Every year there are a few books that, for reasons I still can’t quite figure out, vault quickly into Peak Buzz status. The kind of books you can’t avoid if you spend any time at all in the bookish world. One of those books this year is Tomorrow, and Tomorrow, and Tomorrow by Gabrielle Zevin. You cannot turn a corner on the bookish internet without bumping into someone raving about this novel. I read a few glowing reviews from several queer bookstagrammers I follow, and thought, yeah, it sounds like my kind of thing, I’ll read it. And then, I don’t know what happened, I just kept not picking it up. I lost interest. I still have the audiobook saved, and every time I go to pick a new audiobook I scroll past it and think “nope, pass.” Is it because it’s super buzzy and I’m contrary? No, I’ve read plenty of buzzy books and loved them. Is it because I thought it was super queer and it’s really not? Maybe. The truth is, I don’t care. I’m not called to read this book. Phew. One more likely spectacular novel, that, wonder of wonder, miracle of miracles, I don’t feel compelled to read. Thank you, Tomorrow, and Tomorrow, and Tomorrow, for your service.
I could go on and on. I love the idea of cozy mysteries, but the truth is that when I’m looking for something fun and lighthearted, I turn to queer romance. There’s so much, and I’ll never get through it! So even though the premises of books like Dial A for Aunties by Jesse Q. Sutanto, Arsenic & Adobo by Mia P. Manansala, and Mango, Mambo, and Murder by Raquel Reyes sound pretty much perfect, they’re staying off my TBR. I just don’t have the time, and it’s okay by me. It’s wonderful by me!
There are plenty of books out there about things I have absolutely no interest in. Like Medieval French history and cryptocurrency and George Washington. And there are some genres I know I don’t like — very scary and/or gory horror, action-packed thrillers. So of course there are tons of books I don’t want to read. But all of those books are a given, you know? I’m not tempted by the newest crime novel by That White Dude Who Writes All the Crime Books, what’s his name, Patterson? Yeah, him. I know his books aren’t going to do it for me. They exist; I ignore them.

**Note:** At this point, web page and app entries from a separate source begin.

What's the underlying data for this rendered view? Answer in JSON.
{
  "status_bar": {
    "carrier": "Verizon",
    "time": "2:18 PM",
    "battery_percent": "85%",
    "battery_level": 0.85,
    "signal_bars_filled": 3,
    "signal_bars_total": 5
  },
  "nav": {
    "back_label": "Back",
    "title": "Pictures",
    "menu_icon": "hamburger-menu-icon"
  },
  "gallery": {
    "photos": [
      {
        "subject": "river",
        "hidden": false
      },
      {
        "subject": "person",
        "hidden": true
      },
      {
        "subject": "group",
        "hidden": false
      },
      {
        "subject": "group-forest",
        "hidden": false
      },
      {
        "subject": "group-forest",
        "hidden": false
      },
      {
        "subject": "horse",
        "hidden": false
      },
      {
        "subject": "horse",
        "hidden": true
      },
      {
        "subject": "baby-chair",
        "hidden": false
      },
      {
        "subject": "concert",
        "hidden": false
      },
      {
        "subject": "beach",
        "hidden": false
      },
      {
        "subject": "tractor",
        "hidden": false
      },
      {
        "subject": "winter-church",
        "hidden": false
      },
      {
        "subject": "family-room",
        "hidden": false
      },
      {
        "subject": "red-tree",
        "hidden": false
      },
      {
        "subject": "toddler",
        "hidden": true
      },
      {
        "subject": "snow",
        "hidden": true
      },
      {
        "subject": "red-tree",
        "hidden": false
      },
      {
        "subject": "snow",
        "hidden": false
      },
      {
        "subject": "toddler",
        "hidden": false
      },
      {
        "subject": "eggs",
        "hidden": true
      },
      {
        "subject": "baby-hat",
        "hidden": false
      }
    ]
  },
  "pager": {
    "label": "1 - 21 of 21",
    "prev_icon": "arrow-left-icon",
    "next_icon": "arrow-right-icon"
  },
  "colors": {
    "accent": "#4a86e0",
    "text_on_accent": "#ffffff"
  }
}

The books I’ve mentioned here are not those kinds of books. They’re my kind of books. If I had all the time in the world, I would absolutely read them. But I don’t have all the time in the world. So instead I offer up my praise and gratitude to these beautiful books that do not tempt me. My TBR is already 9,382 books deep (a rough estimate). Every book I hear about and don’t have to add to it is — say it with me! — a gift.